Work instructions — How many lines in the records below contain "digital"? Answer with the number alone.

Data records for software interfaces:
- Opening Delimiter -

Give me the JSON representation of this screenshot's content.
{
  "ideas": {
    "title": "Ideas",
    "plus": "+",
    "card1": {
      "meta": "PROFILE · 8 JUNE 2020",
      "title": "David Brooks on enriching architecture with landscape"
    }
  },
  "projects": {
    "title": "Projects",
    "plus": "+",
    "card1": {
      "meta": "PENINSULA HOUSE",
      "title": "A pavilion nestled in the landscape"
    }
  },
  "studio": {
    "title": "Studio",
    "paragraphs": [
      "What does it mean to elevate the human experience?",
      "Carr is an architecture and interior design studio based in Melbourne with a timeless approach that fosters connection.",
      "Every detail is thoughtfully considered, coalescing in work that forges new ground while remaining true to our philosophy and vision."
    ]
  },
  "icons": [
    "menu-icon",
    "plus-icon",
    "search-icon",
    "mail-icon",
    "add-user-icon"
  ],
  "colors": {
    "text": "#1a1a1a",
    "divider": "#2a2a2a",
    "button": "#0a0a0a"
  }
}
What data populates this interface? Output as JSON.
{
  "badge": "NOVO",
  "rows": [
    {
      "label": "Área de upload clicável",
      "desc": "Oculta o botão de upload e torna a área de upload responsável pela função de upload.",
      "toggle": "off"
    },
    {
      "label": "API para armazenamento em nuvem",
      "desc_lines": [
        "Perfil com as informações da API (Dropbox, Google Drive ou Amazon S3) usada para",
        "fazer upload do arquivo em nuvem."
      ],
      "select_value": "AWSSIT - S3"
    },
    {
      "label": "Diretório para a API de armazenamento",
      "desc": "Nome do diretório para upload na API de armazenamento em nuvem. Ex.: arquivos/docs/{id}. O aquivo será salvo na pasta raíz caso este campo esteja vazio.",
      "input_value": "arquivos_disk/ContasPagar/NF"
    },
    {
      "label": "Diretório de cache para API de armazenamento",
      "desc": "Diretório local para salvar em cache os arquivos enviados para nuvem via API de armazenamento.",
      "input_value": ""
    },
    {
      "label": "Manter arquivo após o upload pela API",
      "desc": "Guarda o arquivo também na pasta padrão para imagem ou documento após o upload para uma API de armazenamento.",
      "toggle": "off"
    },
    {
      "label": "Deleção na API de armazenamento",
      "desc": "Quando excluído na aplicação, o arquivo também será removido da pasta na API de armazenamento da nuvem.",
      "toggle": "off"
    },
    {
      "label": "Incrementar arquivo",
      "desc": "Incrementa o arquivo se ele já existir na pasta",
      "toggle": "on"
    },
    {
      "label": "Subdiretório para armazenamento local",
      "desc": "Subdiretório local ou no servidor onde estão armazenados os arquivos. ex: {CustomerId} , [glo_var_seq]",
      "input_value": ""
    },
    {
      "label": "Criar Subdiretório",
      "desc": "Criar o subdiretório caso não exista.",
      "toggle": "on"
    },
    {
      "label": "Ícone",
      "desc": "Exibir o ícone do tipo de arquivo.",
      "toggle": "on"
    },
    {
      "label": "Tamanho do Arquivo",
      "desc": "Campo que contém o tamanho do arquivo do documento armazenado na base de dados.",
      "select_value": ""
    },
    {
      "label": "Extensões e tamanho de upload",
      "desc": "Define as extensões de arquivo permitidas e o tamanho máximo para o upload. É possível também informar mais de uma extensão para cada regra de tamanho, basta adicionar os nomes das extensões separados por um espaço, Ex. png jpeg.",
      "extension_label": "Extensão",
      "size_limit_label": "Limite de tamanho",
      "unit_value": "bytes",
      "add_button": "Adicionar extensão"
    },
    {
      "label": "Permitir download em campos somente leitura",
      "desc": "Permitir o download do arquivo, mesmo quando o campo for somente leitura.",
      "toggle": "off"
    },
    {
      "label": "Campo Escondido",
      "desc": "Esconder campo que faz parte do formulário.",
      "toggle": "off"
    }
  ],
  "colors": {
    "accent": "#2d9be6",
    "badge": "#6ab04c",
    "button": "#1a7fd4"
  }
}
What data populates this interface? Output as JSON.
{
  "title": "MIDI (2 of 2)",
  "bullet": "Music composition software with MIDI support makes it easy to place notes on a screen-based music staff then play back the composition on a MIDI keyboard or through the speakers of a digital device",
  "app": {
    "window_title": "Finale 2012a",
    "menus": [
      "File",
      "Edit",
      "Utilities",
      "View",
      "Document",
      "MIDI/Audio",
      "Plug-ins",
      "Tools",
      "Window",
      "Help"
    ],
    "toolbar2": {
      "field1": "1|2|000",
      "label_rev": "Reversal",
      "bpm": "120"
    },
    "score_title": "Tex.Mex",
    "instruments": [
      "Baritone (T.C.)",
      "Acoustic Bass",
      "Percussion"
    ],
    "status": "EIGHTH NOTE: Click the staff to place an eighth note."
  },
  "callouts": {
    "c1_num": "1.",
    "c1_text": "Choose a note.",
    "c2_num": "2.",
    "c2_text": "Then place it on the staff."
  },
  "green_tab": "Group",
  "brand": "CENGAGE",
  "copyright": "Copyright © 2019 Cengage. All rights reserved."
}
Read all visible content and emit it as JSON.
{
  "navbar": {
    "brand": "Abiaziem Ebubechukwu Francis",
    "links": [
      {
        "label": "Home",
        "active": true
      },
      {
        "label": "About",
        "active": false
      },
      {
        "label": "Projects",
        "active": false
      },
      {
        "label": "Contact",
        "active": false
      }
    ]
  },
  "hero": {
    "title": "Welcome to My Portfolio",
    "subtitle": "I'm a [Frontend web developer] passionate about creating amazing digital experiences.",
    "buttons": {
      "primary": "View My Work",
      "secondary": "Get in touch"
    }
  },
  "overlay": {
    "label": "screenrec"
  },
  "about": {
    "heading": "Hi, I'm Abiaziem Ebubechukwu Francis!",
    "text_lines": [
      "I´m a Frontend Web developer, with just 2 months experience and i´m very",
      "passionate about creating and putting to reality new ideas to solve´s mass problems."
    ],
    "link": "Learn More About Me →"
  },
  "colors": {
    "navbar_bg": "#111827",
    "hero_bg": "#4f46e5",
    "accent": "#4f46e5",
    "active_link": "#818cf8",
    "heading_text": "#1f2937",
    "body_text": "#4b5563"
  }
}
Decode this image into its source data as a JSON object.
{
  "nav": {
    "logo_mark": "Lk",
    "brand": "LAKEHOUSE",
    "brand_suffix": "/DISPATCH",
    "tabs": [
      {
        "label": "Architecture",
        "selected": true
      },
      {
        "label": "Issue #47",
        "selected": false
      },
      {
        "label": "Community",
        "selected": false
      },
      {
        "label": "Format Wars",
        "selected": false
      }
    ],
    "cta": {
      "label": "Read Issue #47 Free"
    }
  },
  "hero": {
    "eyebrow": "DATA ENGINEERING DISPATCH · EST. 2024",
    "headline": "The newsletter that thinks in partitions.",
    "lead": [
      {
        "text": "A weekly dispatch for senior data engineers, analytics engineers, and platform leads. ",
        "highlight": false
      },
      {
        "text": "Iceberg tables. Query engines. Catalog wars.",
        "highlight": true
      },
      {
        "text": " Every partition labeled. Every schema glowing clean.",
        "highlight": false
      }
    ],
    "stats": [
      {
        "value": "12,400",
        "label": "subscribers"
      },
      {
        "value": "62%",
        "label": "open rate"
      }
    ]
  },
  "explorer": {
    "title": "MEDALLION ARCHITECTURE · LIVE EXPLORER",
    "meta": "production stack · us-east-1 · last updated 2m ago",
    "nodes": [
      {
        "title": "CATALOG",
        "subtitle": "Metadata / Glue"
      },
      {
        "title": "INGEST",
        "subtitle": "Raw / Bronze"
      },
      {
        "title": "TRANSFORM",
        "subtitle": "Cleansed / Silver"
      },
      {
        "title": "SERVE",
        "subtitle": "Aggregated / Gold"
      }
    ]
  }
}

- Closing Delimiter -

Task result — 2